Public employee unions are waiting to hear the Supreme Court ruling on the Janus case. The Justices will make their opinion known probably in June.
The decision will impact the future of public employee unions as we know them. The specific issue before the court is the right of unions to charge an agency fee for the services they provide, regardless of whether the individual employee covered by the collective bargaining agreement chooses to join the union or not.
It is not about using dues money for political activity. The separation of political action money and agency fees has been the law for decades. No union member is forced to contribute to any union political action fund.
But the problem facing the National Education Association (I was a 30-year member and local president) and the American Federation of Teachers, the other national teacher union, runs deeper than Janus.
Over the past months a teacher revolt has swept across so-called red states. The state and national leadership of the unions have often either followed behind the rank-and-file organizations that have sprung up to fill the leadership vacuum or they have been a target of rank-and-file anger.
In Nevada, the state’s largest local has voted to disaffiliate completely from the NEA.
Out of the 11,000-member Clark County Education Association, only 99 teachers voted in favor of staying with NEA and the Nevada State Education Association.
The turnout for the disaffiliation vote was less than 8 percent of those eligible to cast a ballot.
In Nevada the NEA has responded to their rejection by setting up a new affiliate. The chances of the old team that was just dumped winning the right to represent Clark County teachers again is slim as Nevada law requires them to sign up half the bargaining unit to change representation.
The fight going on in Nevada is more than about who will control the millions of dollars in dues money.
Rank-and-file teacher union members have quietly complained about do-nothing, undemocratic leadership practices for years.
Just days ago, Oklahoma Teachers United, a grassroots group which exploded in membership while leading the state’s teacher walkouts, moved to impeach officers of the Oklahoma Education Association.
Larry Cagle, one of OTU’s leaders, said he supported a campaign to encourage teachers to resign from the NEA-affiliated union.
The break comes amid a surge of statewide teacher strikes and as unions across the country await a Supreme Court decision on whether or not unions could continue to charge dues to nonmembers.

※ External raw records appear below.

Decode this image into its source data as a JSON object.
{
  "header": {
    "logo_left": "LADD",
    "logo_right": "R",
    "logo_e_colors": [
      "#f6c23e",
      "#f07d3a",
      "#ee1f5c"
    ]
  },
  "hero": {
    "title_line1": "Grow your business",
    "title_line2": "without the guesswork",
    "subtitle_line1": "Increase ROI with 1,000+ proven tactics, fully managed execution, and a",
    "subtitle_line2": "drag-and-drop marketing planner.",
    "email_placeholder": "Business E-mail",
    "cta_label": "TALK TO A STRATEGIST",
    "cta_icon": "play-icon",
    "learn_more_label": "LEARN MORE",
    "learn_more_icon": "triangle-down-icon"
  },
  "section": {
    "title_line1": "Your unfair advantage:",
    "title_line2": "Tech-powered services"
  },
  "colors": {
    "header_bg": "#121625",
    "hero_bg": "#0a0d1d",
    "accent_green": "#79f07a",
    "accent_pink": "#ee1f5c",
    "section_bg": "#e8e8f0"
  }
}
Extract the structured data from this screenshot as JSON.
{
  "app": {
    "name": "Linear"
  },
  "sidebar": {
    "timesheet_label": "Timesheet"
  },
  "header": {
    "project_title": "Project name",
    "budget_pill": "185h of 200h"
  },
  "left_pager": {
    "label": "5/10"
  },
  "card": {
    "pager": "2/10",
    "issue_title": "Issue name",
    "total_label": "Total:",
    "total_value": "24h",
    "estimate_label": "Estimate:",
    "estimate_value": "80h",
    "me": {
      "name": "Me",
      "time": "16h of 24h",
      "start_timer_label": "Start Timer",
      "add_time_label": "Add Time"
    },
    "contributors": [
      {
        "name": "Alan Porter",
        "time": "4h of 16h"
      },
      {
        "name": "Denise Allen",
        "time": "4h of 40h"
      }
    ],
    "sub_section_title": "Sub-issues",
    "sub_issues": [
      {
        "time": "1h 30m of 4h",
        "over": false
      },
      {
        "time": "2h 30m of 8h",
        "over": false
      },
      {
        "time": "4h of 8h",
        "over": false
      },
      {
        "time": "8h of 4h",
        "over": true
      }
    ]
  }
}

Even in Illinois, a Fair Share state that allows agency fees, the IEA has become more and more an impotent shell of an organization since the state legalized collective bargaining over 30 years ago.
Cinda Klickna, the IEA’s past president complained to me several years ago of the union’s failure to have much influence in the state legislature.
“We used to be able to walk across the street from our office and into any legislator’s office. Those days are gone,” she told me in explaining their failure to protect retiree pension rights.
A court ruling in favor of Janus will be a problem for teachers and collective bargaining.
The red state teacher revolt demonstrates that it might just provide new opportunities for teachers in unions whose leadership has become calcified.